• Goal of the exercise:
For the listing beneath, state how many lines contain the string "reparar". Give the number by itself.

• Excerpted data:

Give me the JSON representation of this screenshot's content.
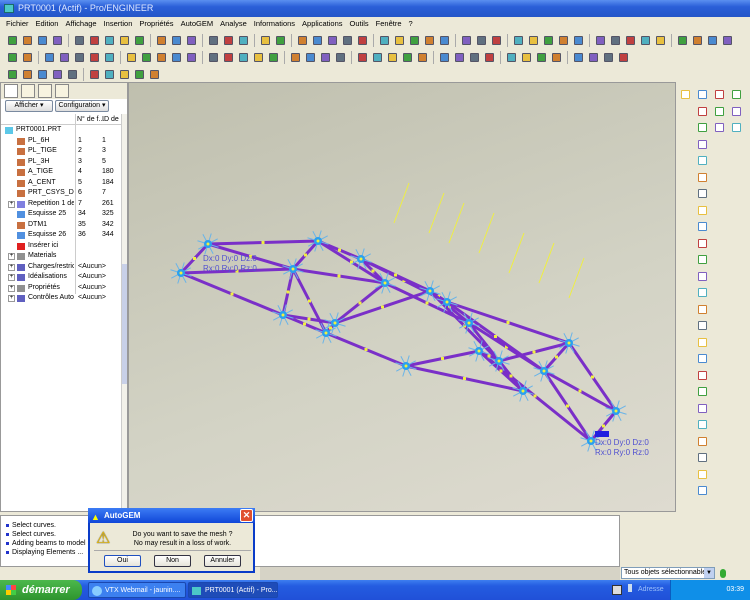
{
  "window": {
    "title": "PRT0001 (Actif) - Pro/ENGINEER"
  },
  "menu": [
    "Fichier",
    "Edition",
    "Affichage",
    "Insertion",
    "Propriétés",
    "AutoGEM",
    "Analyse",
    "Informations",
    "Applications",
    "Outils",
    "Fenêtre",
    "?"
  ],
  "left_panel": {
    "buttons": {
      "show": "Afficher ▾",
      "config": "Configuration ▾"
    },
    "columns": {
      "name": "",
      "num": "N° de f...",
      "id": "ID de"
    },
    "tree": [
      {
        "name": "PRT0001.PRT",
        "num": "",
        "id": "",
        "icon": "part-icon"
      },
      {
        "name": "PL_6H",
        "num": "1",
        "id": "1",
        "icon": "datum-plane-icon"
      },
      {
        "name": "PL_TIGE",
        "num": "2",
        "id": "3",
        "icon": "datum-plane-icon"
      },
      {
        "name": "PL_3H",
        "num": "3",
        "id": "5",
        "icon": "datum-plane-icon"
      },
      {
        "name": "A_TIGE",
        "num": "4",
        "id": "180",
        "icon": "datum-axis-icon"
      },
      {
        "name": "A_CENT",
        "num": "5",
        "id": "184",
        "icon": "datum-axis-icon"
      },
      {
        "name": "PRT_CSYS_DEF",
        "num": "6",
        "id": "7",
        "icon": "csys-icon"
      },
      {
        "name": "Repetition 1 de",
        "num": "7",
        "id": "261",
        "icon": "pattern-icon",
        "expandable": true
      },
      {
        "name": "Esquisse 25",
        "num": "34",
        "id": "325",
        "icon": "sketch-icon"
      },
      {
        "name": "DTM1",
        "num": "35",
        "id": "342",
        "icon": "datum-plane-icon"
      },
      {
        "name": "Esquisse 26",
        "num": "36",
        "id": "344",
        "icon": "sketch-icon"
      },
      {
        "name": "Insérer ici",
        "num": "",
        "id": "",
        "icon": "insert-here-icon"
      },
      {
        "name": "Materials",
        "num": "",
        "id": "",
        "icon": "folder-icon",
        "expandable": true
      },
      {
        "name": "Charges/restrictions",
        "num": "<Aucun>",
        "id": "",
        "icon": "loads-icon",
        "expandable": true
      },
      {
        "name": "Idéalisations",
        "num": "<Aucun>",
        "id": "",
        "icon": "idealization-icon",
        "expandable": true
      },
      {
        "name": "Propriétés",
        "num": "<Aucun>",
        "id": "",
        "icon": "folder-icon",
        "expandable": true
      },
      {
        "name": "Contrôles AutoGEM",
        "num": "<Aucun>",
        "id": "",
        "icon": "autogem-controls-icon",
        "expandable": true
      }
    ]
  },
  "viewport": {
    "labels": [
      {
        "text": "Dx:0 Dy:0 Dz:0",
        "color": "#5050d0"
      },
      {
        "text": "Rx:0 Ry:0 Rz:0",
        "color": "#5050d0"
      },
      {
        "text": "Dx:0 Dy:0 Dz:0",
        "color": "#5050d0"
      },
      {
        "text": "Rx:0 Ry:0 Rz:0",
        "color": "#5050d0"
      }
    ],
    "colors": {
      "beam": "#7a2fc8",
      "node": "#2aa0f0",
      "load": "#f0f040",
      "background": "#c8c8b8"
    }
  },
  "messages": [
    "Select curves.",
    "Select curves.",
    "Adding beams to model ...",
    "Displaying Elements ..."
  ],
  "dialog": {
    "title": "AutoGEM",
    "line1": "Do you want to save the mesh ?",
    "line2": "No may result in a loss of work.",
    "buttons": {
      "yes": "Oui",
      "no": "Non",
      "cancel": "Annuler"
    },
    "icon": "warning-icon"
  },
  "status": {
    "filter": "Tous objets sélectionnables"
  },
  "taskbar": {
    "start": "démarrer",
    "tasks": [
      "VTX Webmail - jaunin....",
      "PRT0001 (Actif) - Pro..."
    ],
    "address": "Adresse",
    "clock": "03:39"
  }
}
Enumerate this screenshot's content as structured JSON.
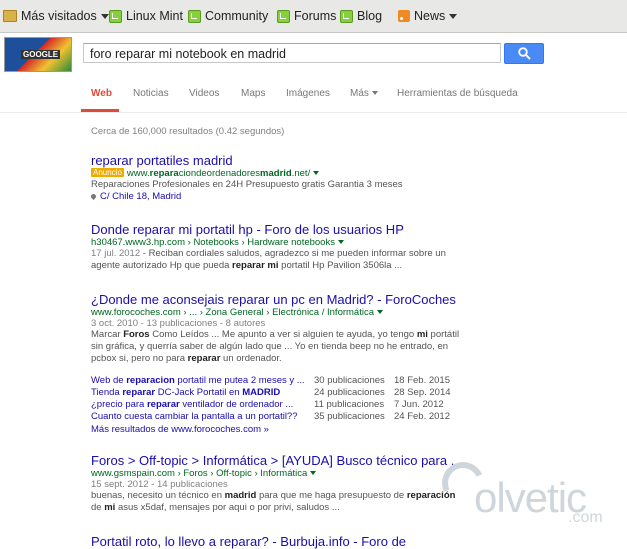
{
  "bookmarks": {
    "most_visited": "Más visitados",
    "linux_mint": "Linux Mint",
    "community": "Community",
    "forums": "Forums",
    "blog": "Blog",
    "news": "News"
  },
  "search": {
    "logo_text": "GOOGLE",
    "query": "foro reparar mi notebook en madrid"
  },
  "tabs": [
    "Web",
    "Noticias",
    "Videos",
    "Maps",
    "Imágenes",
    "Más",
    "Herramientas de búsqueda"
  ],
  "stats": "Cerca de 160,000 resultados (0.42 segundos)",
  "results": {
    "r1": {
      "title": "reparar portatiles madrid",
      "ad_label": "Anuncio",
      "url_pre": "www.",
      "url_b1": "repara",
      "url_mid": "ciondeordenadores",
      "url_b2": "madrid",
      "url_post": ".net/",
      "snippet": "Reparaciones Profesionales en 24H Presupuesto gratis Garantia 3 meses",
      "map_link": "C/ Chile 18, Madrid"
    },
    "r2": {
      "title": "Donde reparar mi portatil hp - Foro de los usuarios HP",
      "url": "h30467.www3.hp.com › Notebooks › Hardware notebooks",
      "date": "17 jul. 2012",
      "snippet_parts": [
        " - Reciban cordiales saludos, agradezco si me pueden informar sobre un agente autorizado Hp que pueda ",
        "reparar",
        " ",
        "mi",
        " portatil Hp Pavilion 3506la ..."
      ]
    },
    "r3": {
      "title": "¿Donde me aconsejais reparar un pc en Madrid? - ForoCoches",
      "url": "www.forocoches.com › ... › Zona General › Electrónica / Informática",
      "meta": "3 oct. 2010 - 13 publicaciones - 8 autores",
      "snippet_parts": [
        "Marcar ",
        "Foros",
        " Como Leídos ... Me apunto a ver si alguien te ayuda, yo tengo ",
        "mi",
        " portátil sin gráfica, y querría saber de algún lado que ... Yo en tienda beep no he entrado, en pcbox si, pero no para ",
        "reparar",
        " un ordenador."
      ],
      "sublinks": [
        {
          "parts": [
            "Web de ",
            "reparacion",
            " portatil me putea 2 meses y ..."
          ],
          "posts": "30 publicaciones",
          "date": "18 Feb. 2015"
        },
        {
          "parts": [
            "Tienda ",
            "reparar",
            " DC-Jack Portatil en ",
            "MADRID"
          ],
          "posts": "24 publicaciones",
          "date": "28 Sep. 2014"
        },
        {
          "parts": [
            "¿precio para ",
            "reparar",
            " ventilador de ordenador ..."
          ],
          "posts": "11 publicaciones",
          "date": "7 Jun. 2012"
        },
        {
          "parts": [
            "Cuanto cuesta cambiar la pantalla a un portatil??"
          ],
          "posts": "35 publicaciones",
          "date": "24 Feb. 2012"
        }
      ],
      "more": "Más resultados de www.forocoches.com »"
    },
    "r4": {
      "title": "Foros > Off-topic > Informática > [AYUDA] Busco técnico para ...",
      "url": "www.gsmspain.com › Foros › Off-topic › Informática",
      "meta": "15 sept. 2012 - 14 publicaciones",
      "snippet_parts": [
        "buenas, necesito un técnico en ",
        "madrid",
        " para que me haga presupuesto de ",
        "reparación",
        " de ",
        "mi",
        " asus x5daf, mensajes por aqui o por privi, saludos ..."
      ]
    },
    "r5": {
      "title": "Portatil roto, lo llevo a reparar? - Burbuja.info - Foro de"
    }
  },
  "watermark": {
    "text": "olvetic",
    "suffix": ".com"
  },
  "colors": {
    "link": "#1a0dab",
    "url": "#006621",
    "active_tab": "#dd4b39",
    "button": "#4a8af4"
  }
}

• Task result:
9